The only problem I can see is that I think he sometimes digs in spots where the squirrels have already been digging around -- in other words, if the squirrels keep digging in my garden, Doc probably will, too. I found that cayenne pepper didn't work at all with Doc, but maybe it will with squirrels? I'll give it another try. (I've heard that the pepper flakes are more effective than the powder, so I'll try the flakes this time.)
Thank you, everyone, for your suggestions!
-- Beth (email@example.com), April 25, 2000.
I used to have a German Spitz, a dog who loved, loved, loved to dig. She grew out of her digging fetish around three or four years old but I bet you don't want to wait that long for a veggie garden.....we used the Designated Digging Area approach on her and it worked rather well. It took her a little while to get the picture of where digging was okay and where digging was NOT okay (the behavior can generalize a little bit but if you've been through training with Doc, he'll probably catch on quicker than you think) but eventually she got it and we never had any problems after that.
The dog I now have loves to dig but SOMEHOW he thinks that digging is like a trick--he doesn't dig in his yard anymore (he had it constantly torn up until about 1 1/2 yrs.) but if you tell him to dig, he'll try to dig wherever he's standing. Pretty useful when I'm starting the flower beds. Kind of like having a furry tiller with a personality. You could try to teach him that but we never really taught him that on purpose. We just believe in liberal distribution of dog biscuits and I guess he got the idea we were rewarding him for digging when commanded. Go figure. Good luck!
-- erin (firstname.lastname@example.org), April 26, 2000.
My had a dog staying for a few months who nearly destroyed her garden -- not only did Poppy (part Staffordshire terrier) dig up plants, she generally ate them too.
My sister's solution was cayenne pepper. Lots of cayenne pepper, sprinkled on all the beds, particularly those freshly replanted. It seemed to work.
Too bad if Doc likes spicey food though ....
-- Barbara (email@example.com), April 26, 2000.
I have a gardening magazine that had a beautiful photo spread on what some gardeners did to keep deer out. They created a very large enclosed garden -- using wooden frames (about 8 feet tall, maybe?) with chicken wire. They had a lovely garden inside, with a small gazebo-type pergola thing in the center, with climbing vines growing up and over it, and intimate seating in the middle.

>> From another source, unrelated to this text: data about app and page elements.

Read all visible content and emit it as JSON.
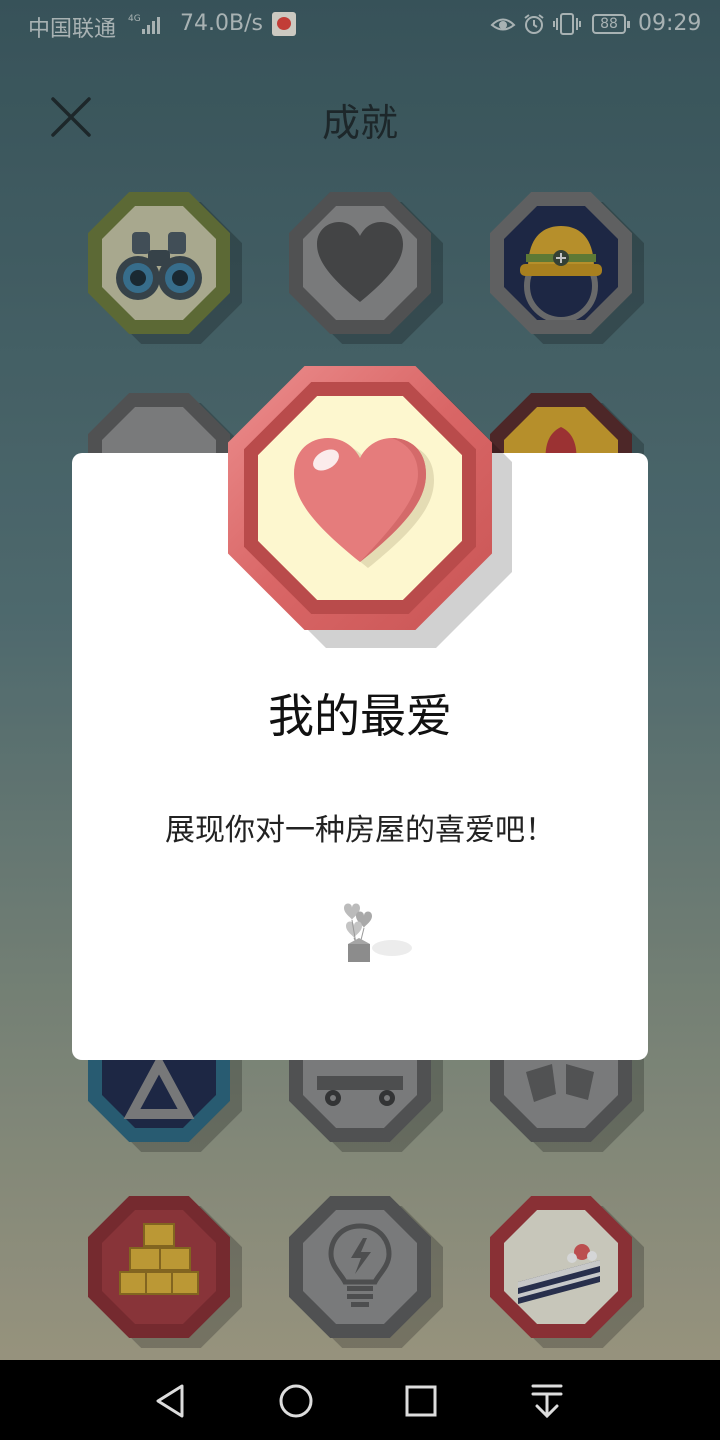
{
  "status_bar": {
    "carrier": "中国联通",
    "network": "4G",
    "speed": "74.0B/s",
    "battery": "88",
    "time": "09:29",
    "icons": [
      "signal-icon",
      "app-notification-icon",
      "eye-icon",
      "alarm-icon",
      "vibrate-icon",
      "battery-icon"
    ]
  },
  "header": {
    "title": "成就",
    "close_icon": "close-icon"
  },
  "badges": [
    {
      "name": "binoculars",
      "frame": "#6c7a3a",
      "face": "#c9c7a7"
    },
    {
      "name": "heart-locked",
      "frame": "#5d5d5d",
      "face": "#8f8f8f"
    },
    {
      "name": "hard-hat",
      "frame": "#6f6f6f",
      "face": "#1f2a4c"
    },
    {
      "name": "bottom-left",
      "frame": "#2d6a83",
      "face": "#1f2a4c"
    },
    {
      "name": "truck",
      "frame": "#5d5d5d",
      "face": "#8f8f8f"
    },
    {
      "name": "bottom-right",
      "frame": "#5d5d5d",
      "face": "#8f8f8f"
    },
    {
      "name": "gold-bars",
      "frame": "#8a2e33",
      "face": "#a23a3f"
    },
    {
      "name": "lightbulb",
      "frame": "#5d5d5d",
      "face": "#8f8f8f"
    },
    {
      "name": "cake",
      "frame": "#a3353a",
      "face": "#eeecdc"
    }
  ],
  "dialog": {
    "badge_icon": "heart-icon",
    "title": "我的最爱",
    "description": "展现你对一种房屋的喜爱吧！",
    "illustration": "balloons-gift-icon",
    "colors": {
      "ring": "#d96666",
      "cream": "#fdf7cf",
      "heart": "#e57c7c"
    }
  },
  "nav_bar": {
    "buttons": [
      "back-icon",
      "home-icon",
      "recents-icon",
      "notifications-pull-icon"
    ]
  }
}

The entire thing was pretty large, and they obviously had a lot of property around it. So this is probably too much. But I thought I'd mention it. I could dig out the magazine if you want to know more.
-- Pooks (TexasTrish@aol.com), April 27, 2000.